Wine lovers go on at length about the “terroir” of a wine, which roughly means how the soil in which the grapes are grown affects the flavor of the wine. As we’ve traveled in Europe, we’ve come to realize that the peculiar characteristics of a specific place are just as important for architecture and art as for drink and food.
For example, as you travel through France, you notice the color of buildings changing almost from one village to the next. In the Loire Valley, one of the first things that caught my eye from the train window was the startlingly white chalk cliffs. A split second later, I noticed that houses and churches below the cliffs had that same bright white hue.

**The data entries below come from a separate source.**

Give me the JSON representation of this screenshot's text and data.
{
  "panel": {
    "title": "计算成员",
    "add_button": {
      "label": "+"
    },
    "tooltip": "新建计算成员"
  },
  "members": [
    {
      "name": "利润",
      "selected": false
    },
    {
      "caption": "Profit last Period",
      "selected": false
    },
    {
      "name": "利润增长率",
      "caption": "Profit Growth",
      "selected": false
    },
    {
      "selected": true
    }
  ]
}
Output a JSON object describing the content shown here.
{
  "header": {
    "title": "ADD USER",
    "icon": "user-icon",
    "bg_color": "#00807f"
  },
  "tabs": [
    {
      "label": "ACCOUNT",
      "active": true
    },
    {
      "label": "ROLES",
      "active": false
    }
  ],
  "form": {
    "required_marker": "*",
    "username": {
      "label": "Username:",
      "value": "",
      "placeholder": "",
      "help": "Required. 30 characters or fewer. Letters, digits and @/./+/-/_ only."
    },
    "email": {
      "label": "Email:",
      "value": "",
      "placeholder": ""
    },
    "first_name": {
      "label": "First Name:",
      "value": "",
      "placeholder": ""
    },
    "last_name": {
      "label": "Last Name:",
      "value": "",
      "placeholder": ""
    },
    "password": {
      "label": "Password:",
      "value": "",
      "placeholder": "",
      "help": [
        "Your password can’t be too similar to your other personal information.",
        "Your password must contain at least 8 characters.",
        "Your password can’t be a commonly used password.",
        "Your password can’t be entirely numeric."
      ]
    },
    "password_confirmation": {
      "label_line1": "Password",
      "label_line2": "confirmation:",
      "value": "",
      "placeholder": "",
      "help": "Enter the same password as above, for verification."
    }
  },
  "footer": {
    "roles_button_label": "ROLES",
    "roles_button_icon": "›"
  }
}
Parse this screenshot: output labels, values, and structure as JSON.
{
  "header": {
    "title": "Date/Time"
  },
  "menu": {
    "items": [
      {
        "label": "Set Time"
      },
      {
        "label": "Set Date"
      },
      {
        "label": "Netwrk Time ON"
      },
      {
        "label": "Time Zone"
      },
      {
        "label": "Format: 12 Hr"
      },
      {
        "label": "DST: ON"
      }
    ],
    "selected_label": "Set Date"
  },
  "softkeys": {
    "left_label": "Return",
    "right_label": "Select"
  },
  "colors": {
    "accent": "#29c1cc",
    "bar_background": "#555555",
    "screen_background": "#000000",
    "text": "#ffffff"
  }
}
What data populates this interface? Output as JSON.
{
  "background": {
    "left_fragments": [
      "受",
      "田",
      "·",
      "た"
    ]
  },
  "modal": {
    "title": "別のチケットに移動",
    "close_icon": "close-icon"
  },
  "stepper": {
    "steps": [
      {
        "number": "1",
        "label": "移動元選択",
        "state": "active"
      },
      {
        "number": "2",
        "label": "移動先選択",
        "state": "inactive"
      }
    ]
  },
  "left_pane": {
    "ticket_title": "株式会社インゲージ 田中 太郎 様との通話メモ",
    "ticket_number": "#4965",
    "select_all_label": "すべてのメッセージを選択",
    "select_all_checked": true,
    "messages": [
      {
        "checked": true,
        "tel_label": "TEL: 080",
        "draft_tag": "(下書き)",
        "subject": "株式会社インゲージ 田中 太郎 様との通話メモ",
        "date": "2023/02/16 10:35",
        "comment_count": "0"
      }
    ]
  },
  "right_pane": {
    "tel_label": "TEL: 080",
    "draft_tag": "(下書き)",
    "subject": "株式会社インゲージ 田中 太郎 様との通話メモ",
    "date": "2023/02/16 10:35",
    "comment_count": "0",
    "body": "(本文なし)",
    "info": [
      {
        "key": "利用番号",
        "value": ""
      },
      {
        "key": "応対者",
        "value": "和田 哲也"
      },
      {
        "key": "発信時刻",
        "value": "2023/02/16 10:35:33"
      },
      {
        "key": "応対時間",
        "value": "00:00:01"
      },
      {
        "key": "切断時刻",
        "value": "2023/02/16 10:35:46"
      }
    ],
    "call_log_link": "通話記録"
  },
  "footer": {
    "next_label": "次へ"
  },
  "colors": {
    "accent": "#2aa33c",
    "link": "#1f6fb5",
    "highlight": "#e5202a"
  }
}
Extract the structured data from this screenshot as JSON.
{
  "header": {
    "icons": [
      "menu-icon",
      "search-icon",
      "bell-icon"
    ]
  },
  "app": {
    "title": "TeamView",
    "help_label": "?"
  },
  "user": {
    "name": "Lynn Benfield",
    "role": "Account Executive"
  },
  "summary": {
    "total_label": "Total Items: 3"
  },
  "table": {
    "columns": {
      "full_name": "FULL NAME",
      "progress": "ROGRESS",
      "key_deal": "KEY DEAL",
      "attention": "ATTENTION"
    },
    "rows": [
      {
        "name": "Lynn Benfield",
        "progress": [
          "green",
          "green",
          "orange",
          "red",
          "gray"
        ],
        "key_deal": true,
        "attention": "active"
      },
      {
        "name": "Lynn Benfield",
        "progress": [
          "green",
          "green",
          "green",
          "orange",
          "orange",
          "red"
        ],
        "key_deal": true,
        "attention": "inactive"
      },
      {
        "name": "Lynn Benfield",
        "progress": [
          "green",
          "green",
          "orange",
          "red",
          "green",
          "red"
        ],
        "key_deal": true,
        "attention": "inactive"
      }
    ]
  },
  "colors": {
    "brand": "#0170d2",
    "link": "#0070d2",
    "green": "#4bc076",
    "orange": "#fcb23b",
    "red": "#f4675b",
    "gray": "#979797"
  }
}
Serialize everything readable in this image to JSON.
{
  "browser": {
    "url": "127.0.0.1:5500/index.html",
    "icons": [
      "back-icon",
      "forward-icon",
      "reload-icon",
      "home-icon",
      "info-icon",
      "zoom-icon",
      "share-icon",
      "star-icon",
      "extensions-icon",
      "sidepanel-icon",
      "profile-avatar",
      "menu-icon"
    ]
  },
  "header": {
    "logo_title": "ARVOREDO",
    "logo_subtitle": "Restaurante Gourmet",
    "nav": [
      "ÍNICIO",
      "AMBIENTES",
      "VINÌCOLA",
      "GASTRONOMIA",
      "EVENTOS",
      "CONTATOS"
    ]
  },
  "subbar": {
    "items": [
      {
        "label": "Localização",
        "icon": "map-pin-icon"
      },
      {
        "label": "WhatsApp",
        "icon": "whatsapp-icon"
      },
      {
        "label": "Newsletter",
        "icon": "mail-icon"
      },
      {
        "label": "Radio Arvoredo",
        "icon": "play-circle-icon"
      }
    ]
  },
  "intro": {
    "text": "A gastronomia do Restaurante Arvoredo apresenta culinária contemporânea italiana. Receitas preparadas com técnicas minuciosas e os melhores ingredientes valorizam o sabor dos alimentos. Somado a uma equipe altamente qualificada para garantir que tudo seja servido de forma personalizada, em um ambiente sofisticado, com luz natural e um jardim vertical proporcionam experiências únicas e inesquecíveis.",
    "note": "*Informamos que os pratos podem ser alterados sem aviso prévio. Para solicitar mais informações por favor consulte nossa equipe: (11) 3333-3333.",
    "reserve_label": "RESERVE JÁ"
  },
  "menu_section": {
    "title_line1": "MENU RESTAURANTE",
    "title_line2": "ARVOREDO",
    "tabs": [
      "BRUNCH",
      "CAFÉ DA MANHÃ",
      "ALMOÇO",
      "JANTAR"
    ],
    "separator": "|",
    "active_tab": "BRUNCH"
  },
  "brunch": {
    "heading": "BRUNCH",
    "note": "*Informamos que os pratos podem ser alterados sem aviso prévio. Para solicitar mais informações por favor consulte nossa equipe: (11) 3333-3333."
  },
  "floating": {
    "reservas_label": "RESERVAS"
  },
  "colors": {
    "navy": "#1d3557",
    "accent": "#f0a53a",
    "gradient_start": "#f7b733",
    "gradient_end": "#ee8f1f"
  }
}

The reason, of course, is that it makes sense to build with whatever stone is closest to hand.
At the opposite end of the color scheme, stone buildings in the Massif Central region—an area of old volcanoes—tend to be dark grey, almost black. They look like they all need a good cleaning, but in fact they’re simply the color of the local volcanic rock. Viewed from a distance, traditional French villages have a tendency to merge into the landscape. That’s because they’re made out of the same stone as the hillsides around them.
In some cases, what is closest to hand in one place can be very precious elsewhere (because it’s hard to get). That was brought home to us in Italy, in the hamlet of Equi Terme in the mountains of northern Tuscany. That tiny village has a poor, pokey little church, dark and nearly devoid of artwork. But its otherwise plain altars are all made of marble—because just over the next hill is the town of Carrera, where marble has been quarried for millennia.
By comparison, in the French city of Poitiers, the lofty Gothic cathedral commissioned by King Henry II and Queen Eleanor of Aquitaine has stone columns painted to look like marble. So, thanks to an accident of geology, a poor remote hamlet in rural Italy could be richer in some things than the capital of one of France’s major provinces.
What the medieval churches and villages of central France do have, though, is wonderful carvings in stone and wood. The artistic energy that went into painting in Italy or Flanders appears to have gone into carving in this part of France.
Why? Local tastes and traditions and abilities, maybe. The result is that many old churches have intricate carvings of people and animals in the capitals on the tops of columns, where churches in other places have simple leaf designs or plain stone. Besides the usual carved archways over doors and fantastical gargoyles, some medieval churches around the Loire Valley and Poitiers sport hundreds of human faces or animals carved into the jutting stone corbels that support upper levels.
Half-timber houses in Burgundy also tend to be decorated with carved wooden figures next to the windows, on the corbels, or on the sides of the main beams. If you’re strolling through a village in those areas, it pays to look up often and keep a sharp eye out for the whimsical carvings stuck into so many nooks and crannies.